- As a developer, whichever bladeRF device I own or not, I also have to choose whether I write my code with a development stack based upon libbladeRF 1.x or libbladeRF 2.0, thus targeting different users/devices; a pain for developers, too
- All points above apply more or less directly to any supported platform: MS Windows, Mac OS X, and obviously Linux.
I take your argument that quality requires time
. Indeed. And I understand designing and maintaining an API is not an obvious job.
What I don't understand is why libladeRF 2.x, in order to support the new devices, had
to break all applications that used to work, and nearly all your users base workflow ?
AFAIK, libbladeRF 1.x was not that big (which does not mean it's not complex) and I can't see the technical reasons that would have made it impossible to extend the API to support the new devices, and
preserve, for some time, API and semantic related to /not so legacy/ devices and applications. Mark deprecated
the parts you definitely want to eventually remove. That is backward compatibility, you know all this.
It seems that references to YateBTS, srsLTE, or any other software but GNU radio, though still present in the product family presentation, have been removed from the detailed product pages of the respective bladeRF micro devices on the Nuand web site, which is a fair move.
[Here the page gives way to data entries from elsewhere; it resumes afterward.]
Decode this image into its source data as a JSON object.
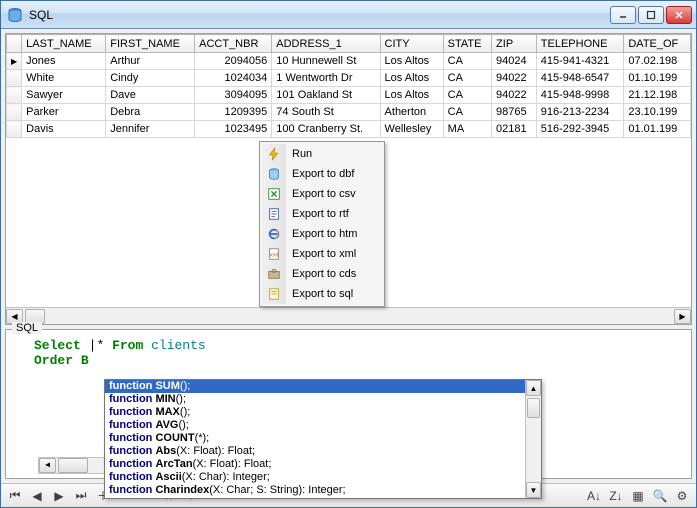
{
  "window": {
    "title": "SQL"
  },
  "win_controls": {
    "min": "–",
    "max": "▢",
    "close": "✕"
  },
  "grid": {
    "columns": [
      "LAST_NAME",
      "FIRST_NAME",
      "ACCT_NBR",
      "ADDRESS_1",
      "CITY",
      "STATE",
      "ZIP",
      "TELEPHONE",
      "DATE_OF"
    ],
    "rows": [
      {
        "last": "Jones",
        "first": "Arthur",
        "acct": "2094056",
        "addr": "10 Hunnewell St",
        "city": "Los Altos",
        "state": "CA",
        "zip": "94024",
        "tel": "415-941-4321",
        "date": "07.02.198"
      },
      {
        "last": "White",
        "first": "Cindy",
        "acct": "1024034",
        "addr": "1 Wentworth Dr",
        "city": "Los Altos",
        "state": "CA",
        "zip": "94022",
        "tel": "415-948-6547",
        "date": "01.10.199"
      },
      {
        "last": "Sawyer",
        "first": "Dave",
        "acct": "3094095",
        "addr": "101 Oakland St",
        "city": "Los Altos",
        "state": "CA",
        "zip": "94022",
        "tel": "415-948-9998",
        "date": "21.12.198"
      },
      {
        "last": "Parker",
        "first": "Debra",
        "acct": "1209395",
        "addr": "74 South St",
        "city": "Atherton",
        "state": "CA",
        "zip": "98765",
        "tel": "916-213-2234",
        "date": "23.10.199"
      },
      {
        "last": "Davis",
        "first": "Jennifer",
        "acct": "1023495",
        "addr": "100 Cranberry St.",
        "city": "Wellesley",
        "state": "MA",
        "zip": "02181",
        "tel": "516-292-3945",
        "date": "01.01.199"
      }
    ]
  },
  "context_menu": {
    "items": [
      {
        "label": "Run",
        "icon": "bolt"
      },
      {
        "label": "Export to dbf",
        "icon": "db"
      },
      {
        "label": "Export to csv",
        "icon": "xls"
      },
      {
        "label": "Export to rtf",
        "icon": "doc"
      },
      {
        "label": "Export to htm",
        "icon": "ie"
      },
      {
        "label": "Export to xml",
        "icon": "xml"
      },
      {
        "label": "Export to cds",
        "icon": "case"
      },
      {
        "label": "Export to sql",
        "icon": "sql"
      }
    ]
  },
  "sql_panel": {
    "legend": "SQL",
    "line1": {
      "select": "Select",
      "star": "*",
      "from": "From",
      "table": "clients"
    },
    "line2": {
      "order": "Order",
      "by": "B"
    }
  },
  "autocomplete": {
    "items": [
      {
        "keyword": "function",
        "sig": "SUM();",
        "sel": true
      },
      {
        "keyword": "function",
        "sig": "MIN();"
      },
      {
        "keyword": "function",
        "sig": "MAX();"
      },
      {
        "keyword": "function",
        "sig": "AVG();"
      },
      {
        "keyword": "function",
        "sig": "COUNT(*);"
      },
      {
        "keyword": "function",
        "sig": "Abs(X: Float): Float;"
      },
      {
        "keyword": "function",
        "sig": "ArcTan(X: Float): Float;"
      },
      {
        "keyword": "function",
        "sig": "Ascii(X: Char): Integer;"
      },
      {
        "keyword": "function",
        "sig": "Charindex(X: Char; S: String): Integer;"
      }
    ]
  },
  "toolbar": {
    "nav": [
      "⏮",
      "◀",
      "▶",
      "⏭",
      "＋",
      "－",
      "✔",
      "✖",
      "↻"
    ]
  }
}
Though, it's been too late
for users who had already
purchased any bladeRF 2.0 device in the hope of running their habitual applications via libbladeRF bindings
That's another area where I found your answer to PQ@Telma was a bit unfair.
BTW, I'm trying to port OpenLTE to libbladeRF 2.x, and once I've patched it to match the new channel/direction API of libbladeRF, which makes it now builds, I've asked the forum for any advice or documentation to get any further. It's only a few days ago, and I'm not upset with it hasn't yet deserved any kind of help or support.
My concern is srsLTE and OpenAirInterface, for example, are well alive and maintained projects, and might at one point in time
switch to libbladeRF 2.x.
At the other side, OpenLTE is a bit outdated, and unmaintained
, but still widely used, and I think one of the applications bladeRF users may wish to run. And this applies also to OpenBTS, OpenBTS-UMTS, and probably others niche software I'm not aware of.
Hence, I think sharing a few advices or documentation with users, that are inclined to help update these software to support libbladeRF 2.x, could benefit to everyone. Couldn't it ?